## TASK INSTRUCTIONS
Reproduce each line below without any alteration.

## EXTRACTED DATA
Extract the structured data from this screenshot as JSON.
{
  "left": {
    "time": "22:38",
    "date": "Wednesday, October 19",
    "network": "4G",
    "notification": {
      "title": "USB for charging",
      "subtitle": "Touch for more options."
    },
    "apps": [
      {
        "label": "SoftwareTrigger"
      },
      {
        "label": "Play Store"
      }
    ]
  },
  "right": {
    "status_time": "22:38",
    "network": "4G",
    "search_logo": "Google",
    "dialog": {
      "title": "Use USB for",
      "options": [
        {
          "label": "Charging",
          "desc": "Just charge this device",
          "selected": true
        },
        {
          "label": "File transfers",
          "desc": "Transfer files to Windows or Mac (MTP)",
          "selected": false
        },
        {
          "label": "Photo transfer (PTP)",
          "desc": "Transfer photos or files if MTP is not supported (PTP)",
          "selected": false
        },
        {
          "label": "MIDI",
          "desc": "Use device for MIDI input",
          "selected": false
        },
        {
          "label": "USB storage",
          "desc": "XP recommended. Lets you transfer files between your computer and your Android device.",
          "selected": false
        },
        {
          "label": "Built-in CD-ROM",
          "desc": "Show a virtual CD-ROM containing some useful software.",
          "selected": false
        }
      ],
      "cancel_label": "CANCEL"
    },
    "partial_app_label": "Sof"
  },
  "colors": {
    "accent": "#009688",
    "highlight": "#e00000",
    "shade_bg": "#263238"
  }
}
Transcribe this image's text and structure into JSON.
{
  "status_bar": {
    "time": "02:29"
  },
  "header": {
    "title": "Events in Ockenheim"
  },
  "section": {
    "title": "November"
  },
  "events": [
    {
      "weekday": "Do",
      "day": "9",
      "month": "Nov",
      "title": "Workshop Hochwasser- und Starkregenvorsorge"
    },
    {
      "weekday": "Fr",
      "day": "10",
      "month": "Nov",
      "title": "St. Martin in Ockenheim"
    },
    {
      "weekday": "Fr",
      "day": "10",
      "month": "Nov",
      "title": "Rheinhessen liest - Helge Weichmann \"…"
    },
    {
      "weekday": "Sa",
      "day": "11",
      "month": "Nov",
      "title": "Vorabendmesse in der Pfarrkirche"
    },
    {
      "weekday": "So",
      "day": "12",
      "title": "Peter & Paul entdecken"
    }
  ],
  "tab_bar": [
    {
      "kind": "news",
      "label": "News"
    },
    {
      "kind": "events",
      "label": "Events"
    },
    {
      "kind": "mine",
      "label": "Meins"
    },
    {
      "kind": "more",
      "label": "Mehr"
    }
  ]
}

## COMPLETED TASK
Extract the structured data from this screenshot as JSON.
{
  "left": {
    "time": "22:38",
    "date": "Wednesday, October 19",
    "network": "4G",
    "notification": {
      "title": "USB for charging",
      "subtitle": "Touch for more options."
    },
    "apps": [
      {
        "label": "SoftwareTrigger"
      },
      {
        "label": "Play Store"
      }
    ]
  },
  "right": {
    "status_time": "22:38",
    "network": "4G",
    "search_logo": "Google",
    "dialog": {
      "title": "Use USB for",
      "options": [
        {
          "label": "Charging",
          "desc": "Just charge this device",
          "selected": true
        },
        {
          "label": "File transfers",
          "desc": "Transfer files to Windows or Mac (MTP)",
          "selected": false
        },
        {
          "label": "Photo transfer (PTP)",
          "desc": "Transfer photos or files if MTP is not supported (PTP)",
          "selected": false
        },
        {
          "label": "MIDI",
          "desc": "Use device for MIDI input",
          "selected": false
        },
        {
          "label": "USB storage",
          "desc": "XP recommended. Lets you transfer files between your computer and your Android device.",
          "selected": false
        },
        {
          "label": "Built-in CD-ROM",
          "desc": "Show a virtual CD-ROM containing some useful software.",
          "selected": false
        }
      ],
      "cancel_label": "CANCEL"
    },
    "partial_app_label": "Sof"
  },
  "colors": {
    "accent": "#009688",
    "highlight": "#e00000",
    "shade_bg": "#263238"
  }
}
Transcribe this image's text and structure into JSON.
{
  "status_bar": {
    "time": "02:29"
  },
  "header": {
    "title": "Events in Ockenheim"
  },
  "section": {
    "title": "November"
  },
  "events": [
    {
      "weekday": "Do",
      "day": "9",
      "month": "Nov",
      "title": "Workshop Hochwasser- und Starkregenvorsorge"
    },
    {
      "weekday": "Fr",
      "day": "10",
      "month": "Nov",
      "title": "St. Martin in Ockenheim"
    },
    {
      "weekday": "Fr",
      "day": "10",
      "month": "Nov",
      "title": "Rheinhessen liest - Helge Weichmann \"…"
    },
    {
      "weekday": "Sa",
      "day": "11",
      "month": "Nov",
      "title": "Vorabendmesse in der Pfarrkirche"
    },
    {
      "weekday": "So",
      "day": "12",
      "title": "Peter & Paul entdecken"
    }
  ],
  "tab_bar": [
    {
      "kind": "news",
      "label": "News"
    },
    {
      "kind": "events",
      "label": "Events"
    },
    {
      "kind": "mine",
      "label": "Meins"
    },
    {
      "kind": "more",
      "label": "Mehr"
    }
  ]
}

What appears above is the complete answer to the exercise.